→ Work required
Among the entries below, find the lines with the word "text" and copy them.

*** Opening Source records ***

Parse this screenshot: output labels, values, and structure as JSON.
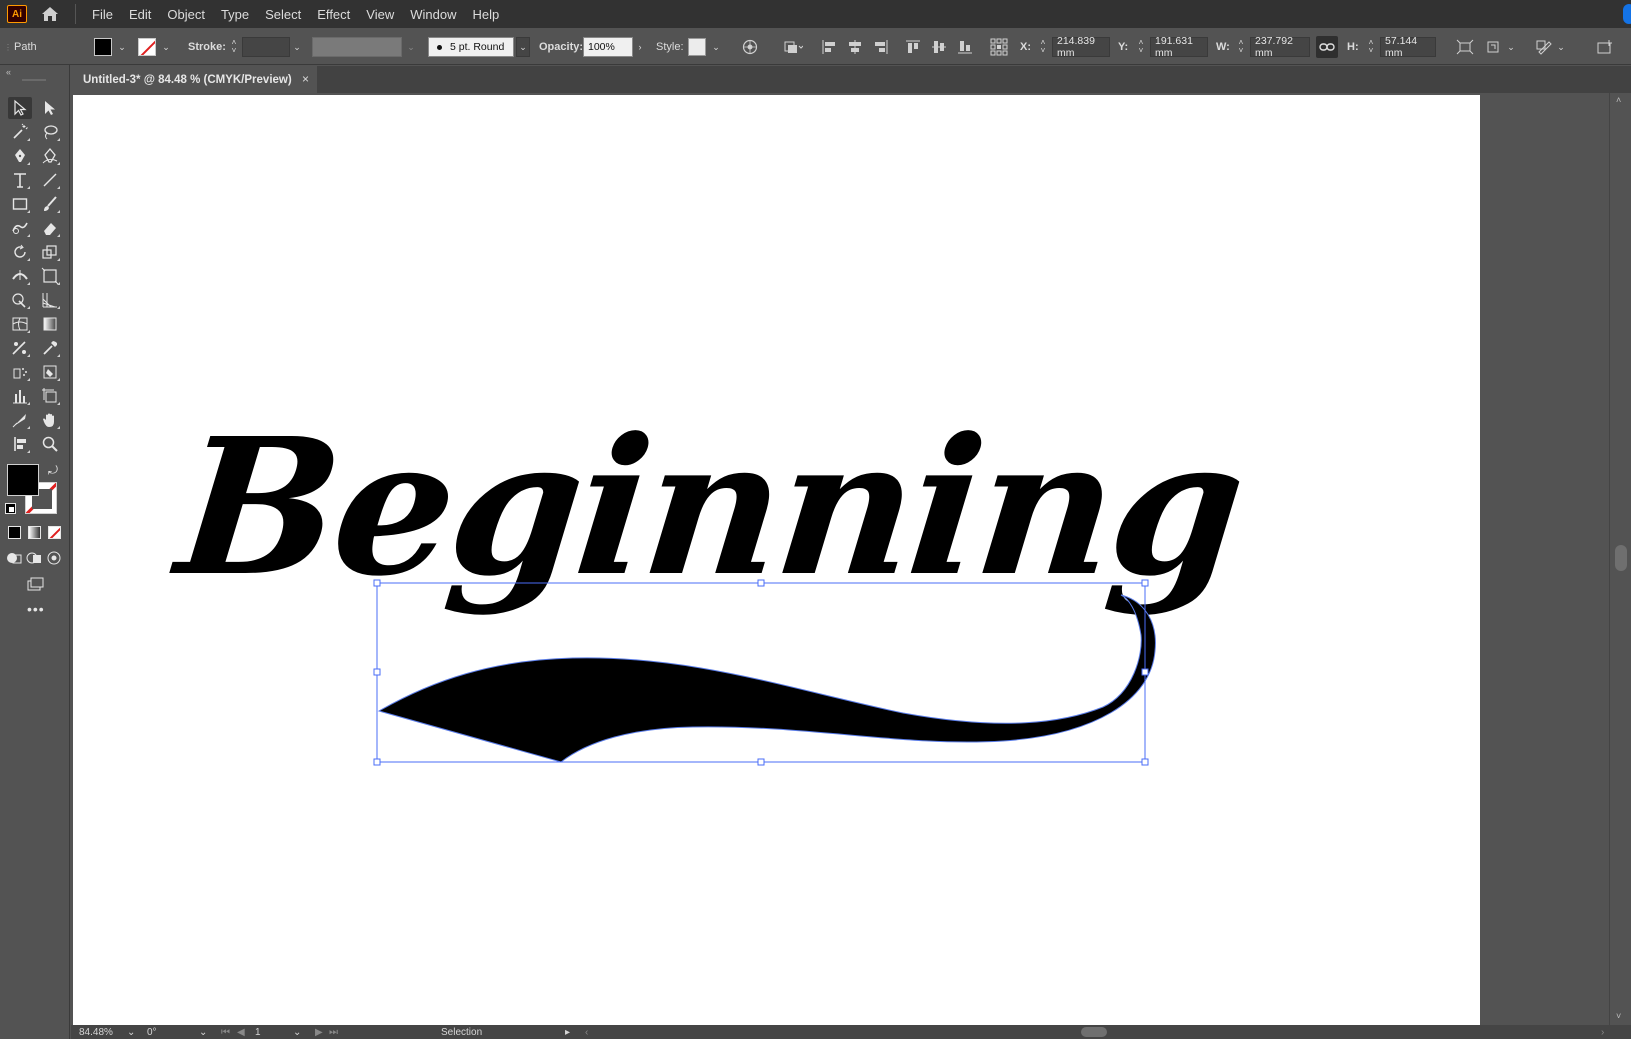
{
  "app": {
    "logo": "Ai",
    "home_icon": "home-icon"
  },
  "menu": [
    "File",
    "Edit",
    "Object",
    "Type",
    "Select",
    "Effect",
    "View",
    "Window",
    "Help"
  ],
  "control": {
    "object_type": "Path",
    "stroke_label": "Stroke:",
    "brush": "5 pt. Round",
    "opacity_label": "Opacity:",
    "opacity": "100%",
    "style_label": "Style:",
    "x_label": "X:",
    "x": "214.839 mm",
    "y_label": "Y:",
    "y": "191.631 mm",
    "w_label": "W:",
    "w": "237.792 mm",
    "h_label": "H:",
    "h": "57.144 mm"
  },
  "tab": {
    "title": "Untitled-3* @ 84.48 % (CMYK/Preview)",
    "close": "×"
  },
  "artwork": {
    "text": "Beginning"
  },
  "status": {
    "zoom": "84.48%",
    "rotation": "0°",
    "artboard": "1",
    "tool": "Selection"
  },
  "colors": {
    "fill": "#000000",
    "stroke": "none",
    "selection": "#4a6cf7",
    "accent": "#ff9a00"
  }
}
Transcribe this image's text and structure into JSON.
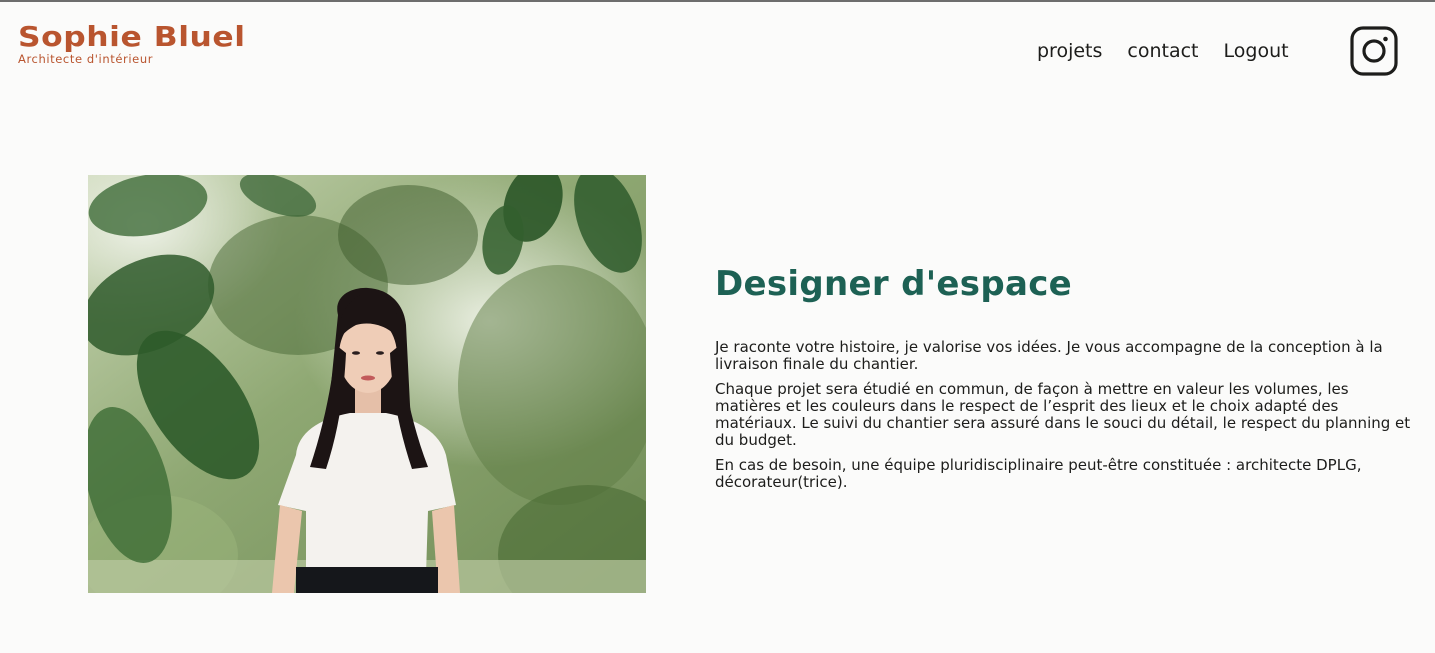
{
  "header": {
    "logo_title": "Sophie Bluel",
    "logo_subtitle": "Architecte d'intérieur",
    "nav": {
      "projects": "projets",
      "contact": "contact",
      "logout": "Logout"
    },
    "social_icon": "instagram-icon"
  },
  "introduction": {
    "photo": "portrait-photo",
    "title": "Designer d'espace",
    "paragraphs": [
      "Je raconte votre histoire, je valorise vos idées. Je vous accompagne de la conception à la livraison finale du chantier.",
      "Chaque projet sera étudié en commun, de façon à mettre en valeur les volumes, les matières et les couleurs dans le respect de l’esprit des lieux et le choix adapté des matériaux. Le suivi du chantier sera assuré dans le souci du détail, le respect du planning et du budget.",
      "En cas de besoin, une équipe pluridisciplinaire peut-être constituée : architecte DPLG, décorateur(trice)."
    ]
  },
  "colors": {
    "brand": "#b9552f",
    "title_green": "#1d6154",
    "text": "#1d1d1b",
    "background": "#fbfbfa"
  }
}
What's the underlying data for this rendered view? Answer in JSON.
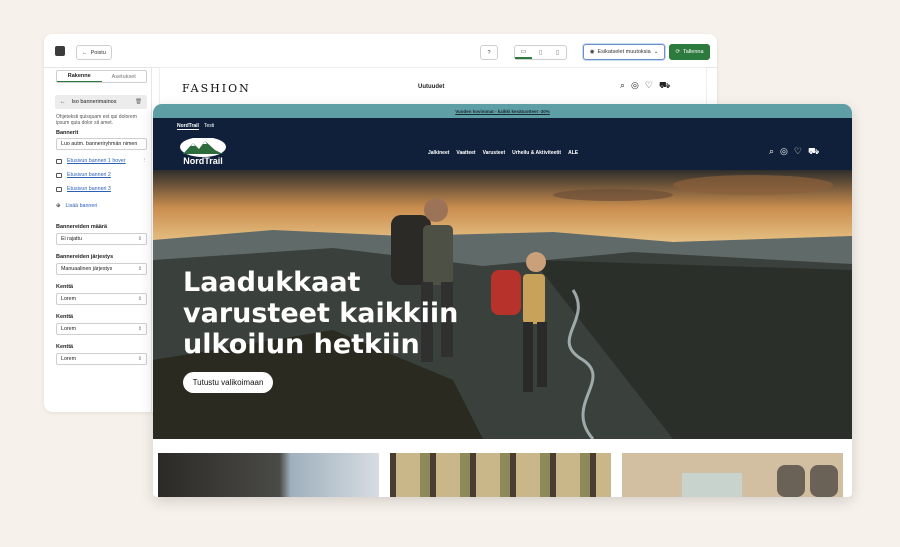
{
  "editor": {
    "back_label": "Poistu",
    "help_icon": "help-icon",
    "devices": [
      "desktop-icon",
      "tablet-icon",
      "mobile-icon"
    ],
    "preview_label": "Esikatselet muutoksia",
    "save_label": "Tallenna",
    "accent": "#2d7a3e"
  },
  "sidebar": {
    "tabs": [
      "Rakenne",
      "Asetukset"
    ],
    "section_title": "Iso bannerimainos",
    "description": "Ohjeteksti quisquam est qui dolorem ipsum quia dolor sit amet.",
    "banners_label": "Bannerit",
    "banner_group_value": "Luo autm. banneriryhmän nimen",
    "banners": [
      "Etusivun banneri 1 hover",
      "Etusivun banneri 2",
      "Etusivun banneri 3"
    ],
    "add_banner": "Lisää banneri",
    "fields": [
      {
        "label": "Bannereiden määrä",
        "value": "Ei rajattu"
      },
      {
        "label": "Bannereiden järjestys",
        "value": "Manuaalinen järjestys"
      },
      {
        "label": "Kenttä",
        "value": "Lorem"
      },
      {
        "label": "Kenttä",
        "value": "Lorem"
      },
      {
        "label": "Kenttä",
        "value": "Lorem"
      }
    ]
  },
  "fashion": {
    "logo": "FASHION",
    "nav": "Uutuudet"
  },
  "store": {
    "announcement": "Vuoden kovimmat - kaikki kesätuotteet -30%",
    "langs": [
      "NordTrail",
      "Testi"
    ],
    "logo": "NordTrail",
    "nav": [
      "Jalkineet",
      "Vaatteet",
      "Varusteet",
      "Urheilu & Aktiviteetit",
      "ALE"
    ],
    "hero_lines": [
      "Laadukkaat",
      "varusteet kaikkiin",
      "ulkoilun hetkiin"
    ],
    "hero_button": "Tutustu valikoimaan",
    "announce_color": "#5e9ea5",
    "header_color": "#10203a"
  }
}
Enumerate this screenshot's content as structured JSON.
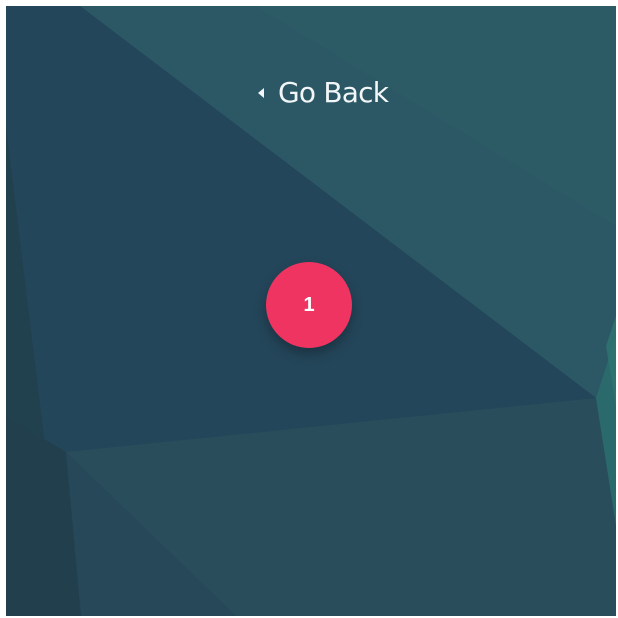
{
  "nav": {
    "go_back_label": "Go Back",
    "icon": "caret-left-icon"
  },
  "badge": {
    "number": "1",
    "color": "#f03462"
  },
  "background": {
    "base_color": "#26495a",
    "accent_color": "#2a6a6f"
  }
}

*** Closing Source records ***

→ Output for this exercise
    "text": "Beginning"
Transcribe this image's text and structure into JSON.
    "text": "#1d1d1b",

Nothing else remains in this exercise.